Tuesday, June 30, 2015

derriere curvature spongy

If you don't learn to laugh at trouble, you won't have  anything to laugh at when you're old.  (From a friend's posted old-age list)

Whew- I *thought* that when TY left the house that I would be looking for things to do, people to see, and places to visit.  What reality brought me is one skidding mess after another.  Every minute has been filled so far, and I drop into bed exhausted at some late hour because I got too involved in some stupid task or another.  OK< so one of the tasks has been watching 'Revenge' on Netflix and Season 2 was ready to start last night but I just couldn't take another episode that late.  

But the good part is that things actually are getting chipped away at, the dogs are getting walked and fed, and I have a new list to conquer today.  The bad part is that the studio is going unattended and the blog is being ignored, and the sink is full of dishes that must be attended to.  Look what I choose.

New studio project has grown from a hunk of cut metal I found at a consignment shop a while back:
I think it's one of those steel drum cut or torched tourist designs sold in Haiti and other islands. This one is pretty crude, and also pretty sharp!  Maybe I will find a wall to hang it when we get into the new house but for now it just sits on the floor, SO:

I traced off the basic lines,onto some transparent non woven stuff-  who knows what it is... Then I laid over a nice piece of damask sheet over the metal, sprayed it liberally with vinegar and water, wrapped it in plastic and repeated about three times to get it to rust:  Rust it finally did, but it also mildewed.  Oh well.

So, here I am drawing on the back side hoping the design will eventually become very thick and busy.  Once the basic outlines are on I will play with machine drawing into the flower and leaf shapes from the front.  Doing some research now on crewel designs, maybe a bit of appliqué?  We'll see.  It will have something to do with an ancestral tree I think, perhaps a Tree of Life.  The new machine foot cost me $57 but hallelujah, it has made ALL the difference in free form stitching.  I could kick myself for not splurging before this.  
But first I have to get this damn thing off my wall-  it's already, like a carp, grown to the size of it's environment and now has to live on a table.  You would think 2 4x8 sheets of comatose (that's what auto-correct calls HOMASOTE) would be enough for a design wall.  I have added two more rows around the top and left edges, but then had to move it all off the wall because I don't think all this ladder climbing to reach the top is very good for someone my age without a spotter... cement floor, lots of sharp edges on the way down.  
I do have a whole wall- almost 30 feet!- of the stuff on the opposite side but to get at it I have to move:

 ALL THIS CRAP I am hoarding for the new house
as well as move off the giant quilts I keep pinned to it, overlapping, because I've been too busy to make a XXL 'log' of them wrapped and covered and stored upright in the bathroom.  (I figure they might have a better chance of staying dry in the bathroom if the roof ever leaks because there is an additional ceiling over it holding the AC equipment. ) 

OK. that's all my dirty little secrets this month.

Let's talk about something more pleasant-----

Brazil-based artist duo Janaina Mello and Daniel Landini of Mello + Landini create tree-like installations with untwisted ropes fastened to the walls of galleries.
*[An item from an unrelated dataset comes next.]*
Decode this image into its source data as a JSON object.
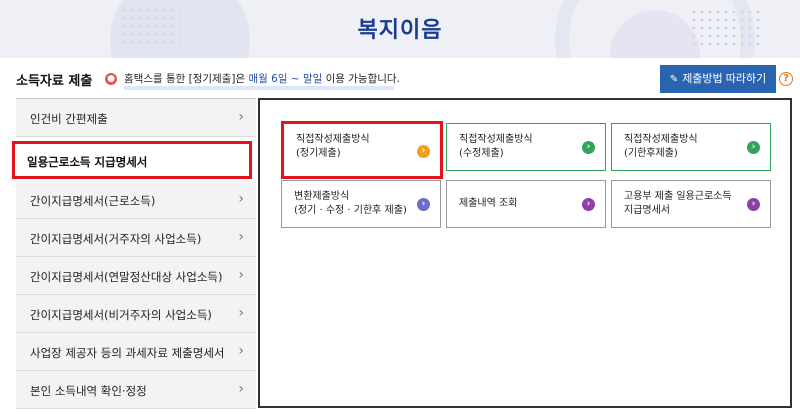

Titled Ciclotramas, the artworks have gone through 17 different iterations since 2010, each involving some form of ropes that seem to branch through the air and splay onto surfaces like fractals or a network of neurons.

 Sarape blanket, wood, nails, enamel… an unusual materials list! Texas based artist Adrian Esparza deconstructs and then reconstructs Mexican sarape blankets, viewing them as “an evolving self-portrait.” He transforms them from their traditional, original form into stunning, modern geometric installations poetically exploring the idea of his identity as a Mexican-American growing up on the border of these two cultures. I would love to see this work in person.

And off I go to BOKETTO for awhile until the next gong sounds.

1 comment :

Janet W said...

Cynthia Corbin has a piece in Quilt National that is a hunk of muslin that she folded up, set some flower pots on and left outside all winter. It has holes and mildew and she made it into a beautiful piece. Go for it!